Dataset rows describing interfaces:

┏━━

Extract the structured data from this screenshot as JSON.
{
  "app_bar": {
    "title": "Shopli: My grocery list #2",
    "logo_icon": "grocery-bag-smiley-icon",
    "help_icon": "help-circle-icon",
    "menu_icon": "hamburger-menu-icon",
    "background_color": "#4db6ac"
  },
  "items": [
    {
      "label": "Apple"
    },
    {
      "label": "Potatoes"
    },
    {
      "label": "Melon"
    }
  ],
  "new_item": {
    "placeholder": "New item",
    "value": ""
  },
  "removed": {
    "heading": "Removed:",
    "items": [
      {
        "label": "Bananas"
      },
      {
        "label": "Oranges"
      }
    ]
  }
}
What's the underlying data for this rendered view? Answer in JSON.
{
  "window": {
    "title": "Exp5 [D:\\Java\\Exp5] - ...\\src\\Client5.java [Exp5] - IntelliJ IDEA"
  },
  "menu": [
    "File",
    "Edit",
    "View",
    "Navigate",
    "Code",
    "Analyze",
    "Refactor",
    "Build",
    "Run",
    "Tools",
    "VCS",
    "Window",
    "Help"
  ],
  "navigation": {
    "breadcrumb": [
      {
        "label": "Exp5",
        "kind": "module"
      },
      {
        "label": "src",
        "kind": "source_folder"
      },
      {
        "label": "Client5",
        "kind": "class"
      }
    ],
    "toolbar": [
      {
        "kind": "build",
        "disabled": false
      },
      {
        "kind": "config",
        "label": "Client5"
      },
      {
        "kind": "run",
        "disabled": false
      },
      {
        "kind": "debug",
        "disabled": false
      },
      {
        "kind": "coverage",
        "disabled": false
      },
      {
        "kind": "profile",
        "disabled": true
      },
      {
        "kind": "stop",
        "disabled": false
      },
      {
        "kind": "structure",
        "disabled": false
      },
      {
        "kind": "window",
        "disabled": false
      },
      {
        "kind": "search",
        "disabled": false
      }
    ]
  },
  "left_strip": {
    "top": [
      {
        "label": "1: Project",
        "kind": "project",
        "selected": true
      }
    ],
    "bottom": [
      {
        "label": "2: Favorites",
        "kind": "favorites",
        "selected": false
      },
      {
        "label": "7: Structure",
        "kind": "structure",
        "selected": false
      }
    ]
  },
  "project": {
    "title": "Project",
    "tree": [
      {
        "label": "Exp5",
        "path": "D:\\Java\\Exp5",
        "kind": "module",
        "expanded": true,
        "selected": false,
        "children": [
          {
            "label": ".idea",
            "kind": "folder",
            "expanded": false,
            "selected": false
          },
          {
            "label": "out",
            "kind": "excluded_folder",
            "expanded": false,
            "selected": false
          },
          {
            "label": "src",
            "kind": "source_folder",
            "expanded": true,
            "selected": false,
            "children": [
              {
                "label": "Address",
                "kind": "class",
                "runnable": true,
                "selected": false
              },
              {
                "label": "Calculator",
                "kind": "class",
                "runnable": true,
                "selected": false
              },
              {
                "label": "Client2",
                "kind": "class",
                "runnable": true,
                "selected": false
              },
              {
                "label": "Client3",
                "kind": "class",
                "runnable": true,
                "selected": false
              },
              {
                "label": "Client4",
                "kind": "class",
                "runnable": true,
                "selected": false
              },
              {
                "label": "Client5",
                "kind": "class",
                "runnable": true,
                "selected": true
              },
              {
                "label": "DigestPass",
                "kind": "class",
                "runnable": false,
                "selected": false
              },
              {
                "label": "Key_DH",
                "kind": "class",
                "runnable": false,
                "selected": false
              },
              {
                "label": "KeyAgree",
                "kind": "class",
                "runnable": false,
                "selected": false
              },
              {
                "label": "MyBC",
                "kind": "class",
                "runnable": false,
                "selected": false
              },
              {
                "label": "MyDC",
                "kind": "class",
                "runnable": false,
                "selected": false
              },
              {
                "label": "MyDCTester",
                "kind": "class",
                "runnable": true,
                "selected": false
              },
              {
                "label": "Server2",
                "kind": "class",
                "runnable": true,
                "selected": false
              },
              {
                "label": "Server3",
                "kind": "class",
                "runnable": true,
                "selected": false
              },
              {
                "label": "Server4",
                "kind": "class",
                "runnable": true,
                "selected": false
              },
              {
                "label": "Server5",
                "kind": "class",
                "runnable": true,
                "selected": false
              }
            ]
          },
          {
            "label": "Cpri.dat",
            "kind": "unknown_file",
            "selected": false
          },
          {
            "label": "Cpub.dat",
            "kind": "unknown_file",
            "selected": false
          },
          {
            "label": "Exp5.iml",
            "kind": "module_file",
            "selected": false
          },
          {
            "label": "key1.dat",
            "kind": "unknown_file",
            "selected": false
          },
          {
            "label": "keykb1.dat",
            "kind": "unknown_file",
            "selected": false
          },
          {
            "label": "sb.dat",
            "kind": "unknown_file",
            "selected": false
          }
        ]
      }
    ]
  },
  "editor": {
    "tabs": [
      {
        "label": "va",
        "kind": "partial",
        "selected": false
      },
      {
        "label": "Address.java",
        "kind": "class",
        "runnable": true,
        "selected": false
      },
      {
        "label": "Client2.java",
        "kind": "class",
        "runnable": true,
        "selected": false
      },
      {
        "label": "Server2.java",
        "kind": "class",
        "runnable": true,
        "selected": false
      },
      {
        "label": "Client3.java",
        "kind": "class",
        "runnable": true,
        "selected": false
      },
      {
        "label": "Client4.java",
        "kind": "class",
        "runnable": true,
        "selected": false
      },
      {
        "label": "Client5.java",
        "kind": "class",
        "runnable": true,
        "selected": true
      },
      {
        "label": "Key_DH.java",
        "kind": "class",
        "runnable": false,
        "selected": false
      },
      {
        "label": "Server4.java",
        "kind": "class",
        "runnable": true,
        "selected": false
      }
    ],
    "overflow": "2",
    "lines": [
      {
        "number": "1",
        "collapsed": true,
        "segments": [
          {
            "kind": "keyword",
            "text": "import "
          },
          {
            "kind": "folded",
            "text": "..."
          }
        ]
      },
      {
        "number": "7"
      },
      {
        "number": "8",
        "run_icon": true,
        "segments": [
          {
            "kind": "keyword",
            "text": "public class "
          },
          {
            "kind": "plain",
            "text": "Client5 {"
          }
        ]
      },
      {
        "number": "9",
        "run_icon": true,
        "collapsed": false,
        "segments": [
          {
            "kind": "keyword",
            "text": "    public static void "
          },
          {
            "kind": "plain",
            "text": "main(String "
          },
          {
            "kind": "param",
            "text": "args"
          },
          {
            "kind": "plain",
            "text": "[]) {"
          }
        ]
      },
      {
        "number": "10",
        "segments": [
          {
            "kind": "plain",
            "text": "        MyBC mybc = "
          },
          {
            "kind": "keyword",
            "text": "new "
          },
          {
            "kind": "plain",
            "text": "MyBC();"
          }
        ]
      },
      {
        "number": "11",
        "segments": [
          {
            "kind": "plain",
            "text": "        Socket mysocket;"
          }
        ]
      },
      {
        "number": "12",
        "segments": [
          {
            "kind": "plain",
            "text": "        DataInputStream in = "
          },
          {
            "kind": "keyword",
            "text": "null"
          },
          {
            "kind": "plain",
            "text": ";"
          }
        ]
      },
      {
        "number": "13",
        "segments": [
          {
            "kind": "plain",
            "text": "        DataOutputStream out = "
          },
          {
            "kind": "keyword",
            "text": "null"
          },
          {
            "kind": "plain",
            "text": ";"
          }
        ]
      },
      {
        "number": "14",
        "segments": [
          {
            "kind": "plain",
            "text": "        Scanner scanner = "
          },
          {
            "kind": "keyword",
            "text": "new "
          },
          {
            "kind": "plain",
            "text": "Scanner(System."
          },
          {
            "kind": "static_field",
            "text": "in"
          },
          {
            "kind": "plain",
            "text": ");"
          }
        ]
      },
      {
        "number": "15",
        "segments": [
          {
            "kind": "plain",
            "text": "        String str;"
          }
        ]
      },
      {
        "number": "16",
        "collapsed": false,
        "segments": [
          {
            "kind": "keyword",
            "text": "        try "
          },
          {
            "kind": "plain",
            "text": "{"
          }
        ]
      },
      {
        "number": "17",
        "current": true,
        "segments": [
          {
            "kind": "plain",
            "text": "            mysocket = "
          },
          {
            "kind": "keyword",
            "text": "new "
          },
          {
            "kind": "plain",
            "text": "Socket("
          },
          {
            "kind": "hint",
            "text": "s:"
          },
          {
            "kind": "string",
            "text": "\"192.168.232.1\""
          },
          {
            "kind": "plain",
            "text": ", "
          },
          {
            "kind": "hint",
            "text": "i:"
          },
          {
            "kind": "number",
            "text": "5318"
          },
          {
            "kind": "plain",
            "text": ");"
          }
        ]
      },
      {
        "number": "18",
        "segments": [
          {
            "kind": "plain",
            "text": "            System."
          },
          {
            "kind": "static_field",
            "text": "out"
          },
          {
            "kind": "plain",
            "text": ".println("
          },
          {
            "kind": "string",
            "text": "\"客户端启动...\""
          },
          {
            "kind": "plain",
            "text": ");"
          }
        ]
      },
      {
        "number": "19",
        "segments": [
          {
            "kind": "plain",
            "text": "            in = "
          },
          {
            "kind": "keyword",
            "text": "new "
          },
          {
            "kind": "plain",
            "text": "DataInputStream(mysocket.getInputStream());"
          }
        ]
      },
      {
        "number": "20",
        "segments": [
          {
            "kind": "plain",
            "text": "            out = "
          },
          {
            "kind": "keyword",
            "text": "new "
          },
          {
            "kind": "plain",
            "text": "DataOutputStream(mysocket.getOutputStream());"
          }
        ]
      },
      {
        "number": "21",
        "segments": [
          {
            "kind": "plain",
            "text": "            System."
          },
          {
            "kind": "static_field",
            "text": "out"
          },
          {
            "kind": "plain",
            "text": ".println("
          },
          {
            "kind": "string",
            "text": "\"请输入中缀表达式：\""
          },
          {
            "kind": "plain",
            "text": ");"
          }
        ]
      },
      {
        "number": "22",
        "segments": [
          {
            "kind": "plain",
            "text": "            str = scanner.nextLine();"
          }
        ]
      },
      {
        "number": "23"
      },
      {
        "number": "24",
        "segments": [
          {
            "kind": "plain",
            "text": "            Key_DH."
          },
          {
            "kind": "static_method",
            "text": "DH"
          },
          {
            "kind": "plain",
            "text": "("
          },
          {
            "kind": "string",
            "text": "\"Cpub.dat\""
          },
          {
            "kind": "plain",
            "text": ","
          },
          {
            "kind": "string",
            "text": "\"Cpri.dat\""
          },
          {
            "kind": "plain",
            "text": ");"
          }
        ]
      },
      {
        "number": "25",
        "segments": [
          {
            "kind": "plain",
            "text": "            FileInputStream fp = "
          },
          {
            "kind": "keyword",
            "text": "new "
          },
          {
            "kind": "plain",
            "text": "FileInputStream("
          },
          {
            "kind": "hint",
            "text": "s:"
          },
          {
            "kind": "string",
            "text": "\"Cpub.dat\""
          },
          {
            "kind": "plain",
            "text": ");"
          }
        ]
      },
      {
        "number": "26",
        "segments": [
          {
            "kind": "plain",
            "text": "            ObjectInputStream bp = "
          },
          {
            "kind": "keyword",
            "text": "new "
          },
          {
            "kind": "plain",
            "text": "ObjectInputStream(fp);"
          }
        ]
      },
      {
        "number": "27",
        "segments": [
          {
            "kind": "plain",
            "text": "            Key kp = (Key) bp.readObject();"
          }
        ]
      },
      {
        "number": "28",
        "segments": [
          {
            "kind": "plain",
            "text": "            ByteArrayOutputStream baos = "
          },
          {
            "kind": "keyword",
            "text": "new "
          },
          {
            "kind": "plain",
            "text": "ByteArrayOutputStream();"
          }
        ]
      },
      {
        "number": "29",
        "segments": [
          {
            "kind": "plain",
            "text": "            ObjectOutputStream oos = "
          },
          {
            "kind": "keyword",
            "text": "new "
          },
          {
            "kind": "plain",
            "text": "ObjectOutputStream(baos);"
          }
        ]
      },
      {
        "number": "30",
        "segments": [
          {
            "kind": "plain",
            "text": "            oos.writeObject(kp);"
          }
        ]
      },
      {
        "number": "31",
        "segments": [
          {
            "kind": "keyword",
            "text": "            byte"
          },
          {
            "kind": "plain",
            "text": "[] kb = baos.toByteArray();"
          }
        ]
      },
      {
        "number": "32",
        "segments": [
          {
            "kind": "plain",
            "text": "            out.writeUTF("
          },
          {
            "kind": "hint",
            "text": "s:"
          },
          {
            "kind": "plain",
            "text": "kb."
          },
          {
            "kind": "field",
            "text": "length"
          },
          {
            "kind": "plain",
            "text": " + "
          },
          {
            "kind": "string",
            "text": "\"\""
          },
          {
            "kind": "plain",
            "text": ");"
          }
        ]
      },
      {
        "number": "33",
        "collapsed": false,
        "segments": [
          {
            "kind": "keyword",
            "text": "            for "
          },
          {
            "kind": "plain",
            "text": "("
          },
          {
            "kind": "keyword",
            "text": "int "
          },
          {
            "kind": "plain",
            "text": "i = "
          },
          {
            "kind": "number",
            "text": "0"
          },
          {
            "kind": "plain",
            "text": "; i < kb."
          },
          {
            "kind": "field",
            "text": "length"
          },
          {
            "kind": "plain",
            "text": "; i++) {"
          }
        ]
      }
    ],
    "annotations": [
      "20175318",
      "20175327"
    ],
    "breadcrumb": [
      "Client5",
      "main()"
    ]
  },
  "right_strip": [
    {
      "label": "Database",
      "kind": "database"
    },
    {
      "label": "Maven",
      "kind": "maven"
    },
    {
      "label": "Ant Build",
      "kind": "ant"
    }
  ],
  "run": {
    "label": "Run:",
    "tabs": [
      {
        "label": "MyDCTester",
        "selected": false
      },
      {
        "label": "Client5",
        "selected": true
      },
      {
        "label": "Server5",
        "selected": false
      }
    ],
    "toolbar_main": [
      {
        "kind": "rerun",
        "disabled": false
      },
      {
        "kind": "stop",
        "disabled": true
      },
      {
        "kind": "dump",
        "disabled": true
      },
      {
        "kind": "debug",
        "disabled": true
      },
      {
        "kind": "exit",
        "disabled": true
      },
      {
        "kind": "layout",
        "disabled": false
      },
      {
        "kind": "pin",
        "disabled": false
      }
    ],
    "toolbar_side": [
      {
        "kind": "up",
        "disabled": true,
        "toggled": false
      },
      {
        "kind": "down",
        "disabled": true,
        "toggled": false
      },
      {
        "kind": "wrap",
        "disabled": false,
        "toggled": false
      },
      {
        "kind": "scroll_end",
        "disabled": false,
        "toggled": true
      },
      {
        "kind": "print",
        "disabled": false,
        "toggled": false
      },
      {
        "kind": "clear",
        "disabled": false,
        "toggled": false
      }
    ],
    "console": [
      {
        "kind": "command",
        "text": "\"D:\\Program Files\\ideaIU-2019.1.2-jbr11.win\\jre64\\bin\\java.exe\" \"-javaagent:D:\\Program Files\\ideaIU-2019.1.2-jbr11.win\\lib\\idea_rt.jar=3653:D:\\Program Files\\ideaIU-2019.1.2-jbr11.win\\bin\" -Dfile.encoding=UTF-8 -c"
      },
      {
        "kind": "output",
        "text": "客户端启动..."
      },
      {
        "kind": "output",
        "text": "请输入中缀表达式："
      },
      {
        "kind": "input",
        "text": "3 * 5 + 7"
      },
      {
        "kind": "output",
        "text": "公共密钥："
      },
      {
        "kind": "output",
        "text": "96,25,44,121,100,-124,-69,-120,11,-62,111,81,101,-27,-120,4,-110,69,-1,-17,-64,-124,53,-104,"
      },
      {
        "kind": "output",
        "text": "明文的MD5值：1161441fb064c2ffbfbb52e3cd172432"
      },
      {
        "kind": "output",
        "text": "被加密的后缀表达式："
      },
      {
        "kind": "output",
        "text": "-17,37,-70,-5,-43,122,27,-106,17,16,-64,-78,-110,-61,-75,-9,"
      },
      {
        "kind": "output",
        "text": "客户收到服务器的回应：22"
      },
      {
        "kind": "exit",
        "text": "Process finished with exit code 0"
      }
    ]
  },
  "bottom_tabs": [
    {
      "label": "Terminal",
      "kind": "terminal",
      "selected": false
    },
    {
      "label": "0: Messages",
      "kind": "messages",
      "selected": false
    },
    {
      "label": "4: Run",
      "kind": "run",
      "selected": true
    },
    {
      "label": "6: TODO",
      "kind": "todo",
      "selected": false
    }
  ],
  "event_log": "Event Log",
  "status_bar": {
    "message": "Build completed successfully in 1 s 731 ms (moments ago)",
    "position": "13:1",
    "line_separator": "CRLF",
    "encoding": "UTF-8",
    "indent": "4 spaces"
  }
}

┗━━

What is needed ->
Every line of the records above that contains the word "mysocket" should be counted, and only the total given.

Answer section ->
4